System Studies


1. Introduction

Prevention is an important tool in fighting corruption and is an integral part of the Anti-Corruption Commission’s (ACC) Three-pronged Strategy as stipulated under Section 25 (b) (c) (d) and (e) of the Anti-Corruption Act of Bhutan 2011.
Amongst the many prevention strategies, system study is one effective and long-term approaches to fighting corruption.

As specified under section 25 (b) of Anti-Corruption Act of Bhutan (ACAB) 2011, the Commission shall examine the practices, procedures and systems of public or private sector entities to facilitate the discovery of offences under
Chapter 4 of ACAB 2011 and to secure the revision of such practices, procedures or systems which in the opinion of the Commission may be conducive to corruption.
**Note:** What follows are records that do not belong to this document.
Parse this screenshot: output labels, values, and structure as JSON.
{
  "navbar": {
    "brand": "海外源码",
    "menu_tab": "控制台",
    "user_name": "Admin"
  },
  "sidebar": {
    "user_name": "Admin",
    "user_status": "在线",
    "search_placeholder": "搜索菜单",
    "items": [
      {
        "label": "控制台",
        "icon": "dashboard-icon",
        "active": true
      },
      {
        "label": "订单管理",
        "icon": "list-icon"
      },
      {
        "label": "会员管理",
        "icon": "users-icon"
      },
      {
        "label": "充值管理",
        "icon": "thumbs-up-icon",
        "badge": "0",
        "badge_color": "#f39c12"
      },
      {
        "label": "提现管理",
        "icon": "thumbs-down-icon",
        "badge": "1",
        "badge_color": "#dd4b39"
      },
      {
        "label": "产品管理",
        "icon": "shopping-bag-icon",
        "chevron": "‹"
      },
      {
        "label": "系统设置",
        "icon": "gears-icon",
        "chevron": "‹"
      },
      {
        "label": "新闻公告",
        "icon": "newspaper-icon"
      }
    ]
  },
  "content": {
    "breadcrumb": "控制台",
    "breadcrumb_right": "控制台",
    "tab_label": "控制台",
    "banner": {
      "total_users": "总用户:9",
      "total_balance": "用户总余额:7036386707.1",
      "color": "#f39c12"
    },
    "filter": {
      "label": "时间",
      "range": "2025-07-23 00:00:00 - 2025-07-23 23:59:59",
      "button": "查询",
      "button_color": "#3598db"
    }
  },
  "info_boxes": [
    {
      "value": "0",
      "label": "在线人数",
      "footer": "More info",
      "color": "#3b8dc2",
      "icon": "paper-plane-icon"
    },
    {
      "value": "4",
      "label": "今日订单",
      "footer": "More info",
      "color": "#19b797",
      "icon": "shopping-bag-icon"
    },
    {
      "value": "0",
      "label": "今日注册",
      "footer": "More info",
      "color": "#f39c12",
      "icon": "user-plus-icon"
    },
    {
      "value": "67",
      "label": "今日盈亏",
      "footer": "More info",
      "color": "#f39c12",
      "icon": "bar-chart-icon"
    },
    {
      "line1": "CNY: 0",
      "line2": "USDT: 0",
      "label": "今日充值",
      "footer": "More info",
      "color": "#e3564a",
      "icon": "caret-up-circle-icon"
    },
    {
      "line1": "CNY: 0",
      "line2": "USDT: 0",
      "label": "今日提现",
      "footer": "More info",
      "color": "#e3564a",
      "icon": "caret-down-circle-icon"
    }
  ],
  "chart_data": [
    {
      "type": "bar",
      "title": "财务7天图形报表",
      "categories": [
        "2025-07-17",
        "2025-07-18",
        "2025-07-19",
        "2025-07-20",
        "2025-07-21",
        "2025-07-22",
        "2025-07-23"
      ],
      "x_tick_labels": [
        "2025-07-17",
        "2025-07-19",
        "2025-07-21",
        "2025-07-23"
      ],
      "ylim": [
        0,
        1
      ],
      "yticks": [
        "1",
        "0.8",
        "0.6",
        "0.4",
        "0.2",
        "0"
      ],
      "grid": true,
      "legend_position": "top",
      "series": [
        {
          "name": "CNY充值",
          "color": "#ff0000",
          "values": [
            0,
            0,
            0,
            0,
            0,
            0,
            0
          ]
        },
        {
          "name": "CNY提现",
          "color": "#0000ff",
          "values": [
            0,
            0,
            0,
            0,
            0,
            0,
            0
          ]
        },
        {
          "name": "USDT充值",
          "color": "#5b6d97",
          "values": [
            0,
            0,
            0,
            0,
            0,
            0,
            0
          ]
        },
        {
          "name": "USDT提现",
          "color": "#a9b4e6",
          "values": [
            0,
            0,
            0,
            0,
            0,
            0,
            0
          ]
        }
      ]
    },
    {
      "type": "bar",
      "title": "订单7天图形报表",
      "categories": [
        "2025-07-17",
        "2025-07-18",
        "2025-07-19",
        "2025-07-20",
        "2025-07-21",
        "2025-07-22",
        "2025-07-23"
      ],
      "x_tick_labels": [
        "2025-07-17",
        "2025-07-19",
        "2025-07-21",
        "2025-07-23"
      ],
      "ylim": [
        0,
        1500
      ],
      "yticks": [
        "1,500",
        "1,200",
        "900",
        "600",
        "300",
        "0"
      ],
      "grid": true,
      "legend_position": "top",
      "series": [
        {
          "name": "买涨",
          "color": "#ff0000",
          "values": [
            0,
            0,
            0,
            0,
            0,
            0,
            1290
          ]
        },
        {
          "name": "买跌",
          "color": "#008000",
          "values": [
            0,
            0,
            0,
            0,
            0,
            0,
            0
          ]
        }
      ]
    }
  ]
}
To achieve any organizational goal, there should be proper systems consisting of laws, rules, procedures and processes. Such systems should be regularly reviewed in order to ensure appropriateness and effectiveness. In many instances, corruption is attributable to system lapses, inappropriate systems, inadequate systems, and non-compliance with systems. System study delves deeper into the practices, systems and work procedures of agencies, identify weak links in governance systems conducive to corrupt practices and provide systemic recommendations to strengthen systems and minimize corruption opportunities.

System studies have been grouped under two categories: reactive system study and proactive system study. In this context, reactive system study refers to study during investigation, and proactive refers to the rest. Undertaking system study, both reactive and proactive isacore function of Prevention Division (PD) under the Department of Prevention and Education (DoPE).

2. Reactive System Study

A clean system is not a natural state of affairs. Corruption comes from weakness of human nature – greed, temptation, the desire to amass wealth or to obtain business through unfair means. Even with harsh penalties, corruption cannot be eradicated completely. Corruption problems cannot be addressed only through detection and punishment as an aftermath of investigation. It can also be fundamentally tackled through system strengthening and instituting corruption control measures in the agencies.

Corruption prevention recommendations and advice is one of the outcomes of investigations. Investigations provide insight into how or why the corrupt practices occurred. In turn this insight provides the ground work for improving systems, policies and procedures within the agencies/organizations. Recognizing the high value of lessons learnt in the course of an investigation into corrupt practices, systemic recommendations are shared. System correction recommendations as a result of investigations are the most effective form of recommendation. Acceptability of recommendations by agencies is assured since they would not have reasons to resist.

While proactive system study is carried out by Research Division under DoPE, reactive system study in the form of highlighting system flaws and providing recommendation for improvement is carried out by Department of Investigation (DoI) and PD. Though system study both reactive and proactive is a core function of PD, PD has been playing minimal role in undertaking actual reactive system studies. So far, the reactive system studies and systemic recommendations emanating from the investigationhave beencarried out by the respective investigating teams from DoI. No officer from PD wasinvolved in the actual system study. PD’s role is only in sharing the systemic recommendations propounded by DoI and following up with its implementation with the respective agencies thereafter. Therefore, PD’s understanding and knowledge of systemic issues discovered during theinvestigation is only superficial.

System study being one importantmandate of PD, the need was felt for PD to be more actively involved in undertaking actual reactive system study. The involvement of PD in the actual system study in cases having systemic issues would bring greater impacts in closing systemic loopholes through providing effective systemic recommendations and timely follow up on its implementations besides building the capacity of the officers in PD. It will enable PD to gain in-depth understanding of systemic issues in various organizations and this knowledge and understanding will in turn help the division in framing effective preventive programs and activities. Having PD to undertake the system study would also help in giving a more multi-disciplinary approach to investigation making the effort of combating corruption more wholesome and effective.

Therefore, it is important to find some ways of how PD could be more actively involved in the reactive system studies. While there are several ways of undertaking system study by PDas practiced in other anti-corruption agencies, three possible options relevant in our context was looked into, each with its own pros and cons as follows: